This column is not designed to bash on the Democrats. They ran good races and did what they needed to do to win. I congratulate all of the newly elected and re-elected candidates and wish them well. 

However, this is my very direct way of expressing my disappointment with the two-party system in Illinois and St. Clair County and my way of asking when they will finally get their head into the game and start truly getting organized. There are a lot of people, including myself, that hope it is soon. 

The Weekly is moving (days)

A lot goes into crafting an issue of the Weekly. There’s a lot of organization, time spent away from family and friends, and dedication to getting the work done on time.

One major issue my staff and I have faced since the beginning has been that most government meetings take place on Monday evenings. That presents a major issue for me since Mondays have been our production days since we launched, where I strap myself into my chair and don’t leave until I have the paper laid out.

I’ve talked about the layout process before, how it takes me all day, and often until very early the next morning, to get the paper done. Adding having to write a government meeting story to the mix just delays things further, and I’m not as young as I used to be.

In the past we have shifted our production back a day to Tuesday when Monday is a holiday. This means your paper arrives on Thursday instead of Wednesday. 

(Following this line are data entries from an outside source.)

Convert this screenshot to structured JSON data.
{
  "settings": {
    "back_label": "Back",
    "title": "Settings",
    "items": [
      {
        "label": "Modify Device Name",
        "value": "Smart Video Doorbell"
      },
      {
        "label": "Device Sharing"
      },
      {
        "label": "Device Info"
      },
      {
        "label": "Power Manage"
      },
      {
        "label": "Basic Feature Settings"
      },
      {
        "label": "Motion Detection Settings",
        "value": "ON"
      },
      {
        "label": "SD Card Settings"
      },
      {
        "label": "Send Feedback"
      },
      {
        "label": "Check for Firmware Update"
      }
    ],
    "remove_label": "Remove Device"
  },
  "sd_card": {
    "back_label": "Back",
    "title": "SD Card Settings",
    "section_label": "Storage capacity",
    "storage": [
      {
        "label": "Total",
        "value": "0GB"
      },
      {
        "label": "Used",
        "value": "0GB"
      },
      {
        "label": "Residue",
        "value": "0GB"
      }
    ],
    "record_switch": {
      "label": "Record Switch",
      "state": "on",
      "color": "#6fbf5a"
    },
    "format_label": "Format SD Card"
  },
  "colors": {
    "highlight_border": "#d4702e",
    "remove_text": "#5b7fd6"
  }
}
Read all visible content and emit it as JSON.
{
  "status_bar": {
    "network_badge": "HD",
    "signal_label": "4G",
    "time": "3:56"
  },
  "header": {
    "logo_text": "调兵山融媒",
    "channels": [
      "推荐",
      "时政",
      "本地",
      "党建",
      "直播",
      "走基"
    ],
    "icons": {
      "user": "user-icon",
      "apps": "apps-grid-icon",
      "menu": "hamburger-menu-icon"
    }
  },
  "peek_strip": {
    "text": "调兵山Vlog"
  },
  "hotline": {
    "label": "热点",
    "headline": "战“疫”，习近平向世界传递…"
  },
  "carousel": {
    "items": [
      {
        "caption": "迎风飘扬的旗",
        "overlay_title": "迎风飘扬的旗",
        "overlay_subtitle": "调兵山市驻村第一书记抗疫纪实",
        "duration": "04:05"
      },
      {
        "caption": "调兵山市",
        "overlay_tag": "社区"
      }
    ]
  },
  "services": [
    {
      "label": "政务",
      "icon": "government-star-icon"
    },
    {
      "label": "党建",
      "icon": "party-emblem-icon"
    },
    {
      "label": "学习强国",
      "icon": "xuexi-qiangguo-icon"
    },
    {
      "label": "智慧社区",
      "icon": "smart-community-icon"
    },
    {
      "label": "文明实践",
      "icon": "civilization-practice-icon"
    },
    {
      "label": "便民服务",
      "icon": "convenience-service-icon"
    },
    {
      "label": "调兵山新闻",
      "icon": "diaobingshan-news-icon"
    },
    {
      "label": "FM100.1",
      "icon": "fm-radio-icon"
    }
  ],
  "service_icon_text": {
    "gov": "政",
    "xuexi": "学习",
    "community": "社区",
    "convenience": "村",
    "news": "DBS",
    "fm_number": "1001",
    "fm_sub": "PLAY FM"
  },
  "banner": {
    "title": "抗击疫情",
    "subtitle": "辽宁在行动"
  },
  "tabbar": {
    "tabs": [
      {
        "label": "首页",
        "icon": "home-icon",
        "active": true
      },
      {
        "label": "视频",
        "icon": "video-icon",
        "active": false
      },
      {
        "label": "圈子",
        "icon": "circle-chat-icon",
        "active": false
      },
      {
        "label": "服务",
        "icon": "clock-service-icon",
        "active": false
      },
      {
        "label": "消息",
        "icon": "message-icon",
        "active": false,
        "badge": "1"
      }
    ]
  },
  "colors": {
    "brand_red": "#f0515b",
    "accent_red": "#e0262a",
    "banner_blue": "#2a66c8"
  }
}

I’ve always been led to believe that I didn’t have the option to do that shift permanently at my printer, but last week he informed me that I was wrong and that we could make the switch whenever I wanted.

I have made the switch and the Weekly will now be arriving to you on Thursdays instead of Wednesdays.

This small change allows us so much more flexibility.

First, now production can be spread out over two days (Monday and Tuesday), allowing me the ability to go home and get some sleep at a normal hour.

Second, it will allows us to follow up with questions on Tuesday about things that took place at Monday night government meetings. Additionally, it will allow us to circle back to get information about a meeting we were perhaps unable to attend due to manpower shortages. We are a small staff and we’re trying to be a lot of places at one time.

Third, we can now start to include District 90 Board of Education meetings in a more timely manner. They fall on a Tuesday and so they’re always eight days old by the time they hit the paper. 

Fourth, it gives me my Sundays back. When production was on Monday, I would come to the office on Sunday and work, leaving my family and friends.

Finally, it makes life simpler in that we won’t have to push back for Monday holidays. Now the only holiday we have to consider is Thanksgiving, but we will push up that one week. Ironic, huh? 

Honestly, its a small change for you the reader that will make big improvements for us here at the Weekly.

Regarding submission deadlines, for the time being, we’d like to keep them pretty much the same. However, we obviously have some flexibility. Those deadlines can be found in the information box on page two.

The only change this will have on me in a negative capacity is that I will have to start driving to pick up my papers at the printer, an hour away, again. I had been having them trucked to Troy. But its a small price to pay and I actually enjoy the time in the car after a long week to sit and relax.

We hope you understand why this change ultimately needed to occur and how it will hopefully make the Weekly a better paper.